Robots can influence the opinions and decisions of young children, according to a study which shows that kids are significantly more susceptible to manipulation by machines than adults. Researchers from the University of Plymouth in the UK compared how adults and children respond to an identical task when in the presence of both their peers and humanoid robots.
It showed that while adults regularly have their opinions influenced by peers, something also demonstrated in previous studies, they are largely able to resist being persuaded by robots. However, children aged between seven and nine were more likely to give the same responses as the robots, even if they were obviously incorrect.
The study used the Asch paradigm, first developed in the 1950s, which asks people to look at a screen showing four lines and say which two matches in length.
When alone, people almost never make a mistake but when doing the experiment with others, they tend to follow what others are saying.
When children were alone in the room in this research, they scored 87 per cent on the test, but when the robots join in their score drops to 75 per cent. Of the wrong answers, 74 per cent matched those of the robot. The study, published in the journal Science Robotics, provides an interesting insight into how robots could be used positively in society.
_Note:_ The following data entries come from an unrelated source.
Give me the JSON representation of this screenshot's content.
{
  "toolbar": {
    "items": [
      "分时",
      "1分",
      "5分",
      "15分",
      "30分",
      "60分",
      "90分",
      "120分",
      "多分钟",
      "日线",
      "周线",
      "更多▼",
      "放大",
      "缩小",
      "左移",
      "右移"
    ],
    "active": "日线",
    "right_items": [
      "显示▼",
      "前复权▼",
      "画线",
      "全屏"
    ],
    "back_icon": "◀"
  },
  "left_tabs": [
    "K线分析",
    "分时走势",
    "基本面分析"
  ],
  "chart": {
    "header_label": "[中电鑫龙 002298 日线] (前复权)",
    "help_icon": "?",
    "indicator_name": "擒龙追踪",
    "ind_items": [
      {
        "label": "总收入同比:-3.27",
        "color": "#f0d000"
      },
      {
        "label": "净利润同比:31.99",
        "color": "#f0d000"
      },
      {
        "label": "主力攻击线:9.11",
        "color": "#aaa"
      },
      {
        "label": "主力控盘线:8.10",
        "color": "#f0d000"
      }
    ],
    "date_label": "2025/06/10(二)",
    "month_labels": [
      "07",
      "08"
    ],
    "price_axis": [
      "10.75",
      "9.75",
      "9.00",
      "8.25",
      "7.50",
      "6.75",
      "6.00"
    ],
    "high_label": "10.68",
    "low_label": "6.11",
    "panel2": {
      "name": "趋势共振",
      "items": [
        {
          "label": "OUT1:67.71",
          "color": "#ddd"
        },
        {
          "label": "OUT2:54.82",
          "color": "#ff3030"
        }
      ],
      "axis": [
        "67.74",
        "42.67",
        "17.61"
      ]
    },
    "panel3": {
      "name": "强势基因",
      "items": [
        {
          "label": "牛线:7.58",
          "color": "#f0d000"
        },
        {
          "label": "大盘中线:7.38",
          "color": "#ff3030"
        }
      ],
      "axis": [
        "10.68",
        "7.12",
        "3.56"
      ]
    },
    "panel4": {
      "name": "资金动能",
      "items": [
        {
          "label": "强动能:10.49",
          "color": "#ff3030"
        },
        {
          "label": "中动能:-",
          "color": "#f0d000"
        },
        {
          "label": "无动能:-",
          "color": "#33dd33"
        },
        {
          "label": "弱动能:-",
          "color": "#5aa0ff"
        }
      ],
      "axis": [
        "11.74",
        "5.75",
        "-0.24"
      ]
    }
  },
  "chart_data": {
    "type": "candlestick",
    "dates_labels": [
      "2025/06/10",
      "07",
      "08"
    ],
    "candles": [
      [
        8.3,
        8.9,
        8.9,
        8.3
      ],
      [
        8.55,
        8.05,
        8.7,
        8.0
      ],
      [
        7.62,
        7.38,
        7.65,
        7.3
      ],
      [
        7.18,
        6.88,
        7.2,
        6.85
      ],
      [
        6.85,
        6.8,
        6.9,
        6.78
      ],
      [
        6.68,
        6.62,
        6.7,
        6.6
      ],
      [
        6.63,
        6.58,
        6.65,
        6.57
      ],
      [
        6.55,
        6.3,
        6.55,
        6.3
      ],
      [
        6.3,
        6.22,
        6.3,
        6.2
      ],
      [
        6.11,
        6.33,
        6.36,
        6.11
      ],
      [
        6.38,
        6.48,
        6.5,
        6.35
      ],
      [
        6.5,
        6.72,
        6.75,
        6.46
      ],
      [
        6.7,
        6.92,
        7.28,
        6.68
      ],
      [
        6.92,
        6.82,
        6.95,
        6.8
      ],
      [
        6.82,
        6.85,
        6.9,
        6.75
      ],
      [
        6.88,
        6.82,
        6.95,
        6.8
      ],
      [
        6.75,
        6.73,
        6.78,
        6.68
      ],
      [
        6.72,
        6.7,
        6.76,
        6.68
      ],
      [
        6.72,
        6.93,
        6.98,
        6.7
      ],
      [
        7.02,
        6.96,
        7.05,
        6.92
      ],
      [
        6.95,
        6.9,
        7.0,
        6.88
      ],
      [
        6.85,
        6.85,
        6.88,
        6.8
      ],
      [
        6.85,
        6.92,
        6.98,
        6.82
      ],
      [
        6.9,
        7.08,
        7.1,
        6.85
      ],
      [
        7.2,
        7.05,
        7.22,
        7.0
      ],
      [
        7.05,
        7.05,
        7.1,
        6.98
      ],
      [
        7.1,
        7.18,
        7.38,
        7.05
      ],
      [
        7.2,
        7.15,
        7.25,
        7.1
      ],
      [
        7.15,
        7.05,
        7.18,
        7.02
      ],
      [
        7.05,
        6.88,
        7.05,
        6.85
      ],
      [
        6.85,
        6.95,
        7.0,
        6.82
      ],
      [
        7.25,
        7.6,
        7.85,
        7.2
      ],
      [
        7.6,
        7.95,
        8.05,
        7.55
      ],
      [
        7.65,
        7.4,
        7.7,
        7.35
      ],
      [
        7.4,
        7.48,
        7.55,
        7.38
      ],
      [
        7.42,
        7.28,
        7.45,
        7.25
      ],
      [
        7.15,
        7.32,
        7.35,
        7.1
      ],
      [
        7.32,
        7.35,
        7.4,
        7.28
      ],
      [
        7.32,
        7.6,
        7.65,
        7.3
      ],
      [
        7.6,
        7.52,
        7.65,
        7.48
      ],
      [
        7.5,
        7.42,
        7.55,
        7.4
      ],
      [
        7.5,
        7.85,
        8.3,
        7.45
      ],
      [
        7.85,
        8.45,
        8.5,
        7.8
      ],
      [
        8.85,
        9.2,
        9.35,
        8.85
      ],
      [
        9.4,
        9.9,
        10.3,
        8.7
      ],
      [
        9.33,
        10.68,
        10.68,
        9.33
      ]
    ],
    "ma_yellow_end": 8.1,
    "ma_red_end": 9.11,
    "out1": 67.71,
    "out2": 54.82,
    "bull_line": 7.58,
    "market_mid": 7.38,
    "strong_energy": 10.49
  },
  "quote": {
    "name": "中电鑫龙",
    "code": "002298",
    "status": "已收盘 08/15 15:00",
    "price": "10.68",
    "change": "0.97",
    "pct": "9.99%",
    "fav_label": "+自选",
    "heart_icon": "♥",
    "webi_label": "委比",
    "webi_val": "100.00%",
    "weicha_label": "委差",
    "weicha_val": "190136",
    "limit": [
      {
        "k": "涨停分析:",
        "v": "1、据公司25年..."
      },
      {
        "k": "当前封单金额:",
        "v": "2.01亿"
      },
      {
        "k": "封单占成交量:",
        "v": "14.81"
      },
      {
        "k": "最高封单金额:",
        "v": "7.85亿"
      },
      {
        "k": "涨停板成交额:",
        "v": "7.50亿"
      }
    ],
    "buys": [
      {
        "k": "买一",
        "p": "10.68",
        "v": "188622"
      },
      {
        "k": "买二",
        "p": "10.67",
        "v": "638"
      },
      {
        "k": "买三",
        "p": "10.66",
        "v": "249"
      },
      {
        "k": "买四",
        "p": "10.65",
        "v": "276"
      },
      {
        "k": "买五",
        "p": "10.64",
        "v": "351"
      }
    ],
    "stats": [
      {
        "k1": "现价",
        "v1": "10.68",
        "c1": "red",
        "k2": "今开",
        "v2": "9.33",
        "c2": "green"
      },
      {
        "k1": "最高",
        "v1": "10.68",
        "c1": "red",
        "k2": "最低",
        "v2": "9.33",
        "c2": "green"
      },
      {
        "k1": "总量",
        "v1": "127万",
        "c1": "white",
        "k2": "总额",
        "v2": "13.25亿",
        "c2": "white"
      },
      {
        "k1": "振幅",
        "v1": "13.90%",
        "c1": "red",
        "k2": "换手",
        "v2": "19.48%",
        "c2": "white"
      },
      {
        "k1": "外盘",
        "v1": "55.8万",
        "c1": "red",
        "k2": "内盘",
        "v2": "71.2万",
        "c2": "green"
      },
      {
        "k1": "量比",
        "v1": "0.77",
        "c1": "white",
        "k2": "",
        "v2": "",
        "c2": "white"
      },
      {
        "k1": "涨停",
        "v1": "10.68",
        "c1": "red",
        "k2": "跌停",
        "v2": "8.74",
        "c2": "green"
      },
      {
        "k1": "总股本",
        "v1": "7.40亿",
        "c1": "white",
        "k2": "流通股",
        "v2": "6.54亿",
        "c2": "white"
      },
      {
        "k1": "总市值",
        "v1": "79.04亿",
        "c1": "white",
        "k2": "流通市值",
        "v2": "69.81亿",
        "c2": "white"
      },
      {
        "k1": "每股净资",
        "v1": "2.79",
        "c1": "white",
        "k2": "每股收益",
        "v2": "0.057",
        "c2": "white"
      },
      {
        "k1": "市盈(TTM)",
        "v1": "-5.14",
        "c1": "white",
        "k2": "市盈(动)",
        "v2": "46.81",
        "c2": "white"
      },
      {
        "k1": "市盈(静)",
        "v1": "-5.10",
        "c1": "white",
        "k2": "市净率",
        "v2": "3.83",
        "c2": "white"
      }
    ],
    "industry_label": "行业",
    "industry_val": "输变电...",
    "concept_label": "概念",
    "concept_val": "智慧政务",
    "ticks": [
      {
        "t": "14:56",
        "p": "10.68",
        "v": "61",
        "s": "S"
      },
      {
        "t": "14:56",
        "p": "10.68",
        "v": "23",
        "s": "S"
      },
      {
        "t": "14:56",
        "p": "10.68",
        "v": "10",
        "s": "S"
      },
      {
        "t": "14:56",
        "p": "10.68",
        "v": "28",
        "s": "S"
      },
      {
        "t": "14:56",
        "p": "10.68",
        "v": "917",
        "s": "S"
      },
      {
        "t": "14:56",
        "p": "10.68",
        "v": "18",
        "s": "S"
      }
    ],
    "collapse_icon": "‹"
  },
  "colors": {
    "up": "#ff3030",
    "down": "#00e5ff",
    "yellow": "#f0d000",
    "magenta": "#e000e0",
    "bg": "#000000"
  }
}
However, they also say it does raise some concerns about the potential for robots to have a negative influence on vulnerable young children.
"People often follow the opinions of others and we've known for a long time that it is hard to resist taking overviews and opinions of people around us. We know this as conformity," said Tony Belpaeme, from the University of Plymouth.
However, as robots will soon be found in the home and the workplace, we were wondering if people would conform to robots.
"A future in which autonomous social robots are used as aids for education professionals or child therapists is not distant," researchers said.
"In these applications, the robot is in a position in which the information provided can significantly affect the individuals they interact with," they said.
"A discussion is required about whether protective measures, such as a regulatory framework, should be in place that minimises the risk to children during social child-robot interaction and what form they might take so as not to adversely affect the promising development of the field," they added.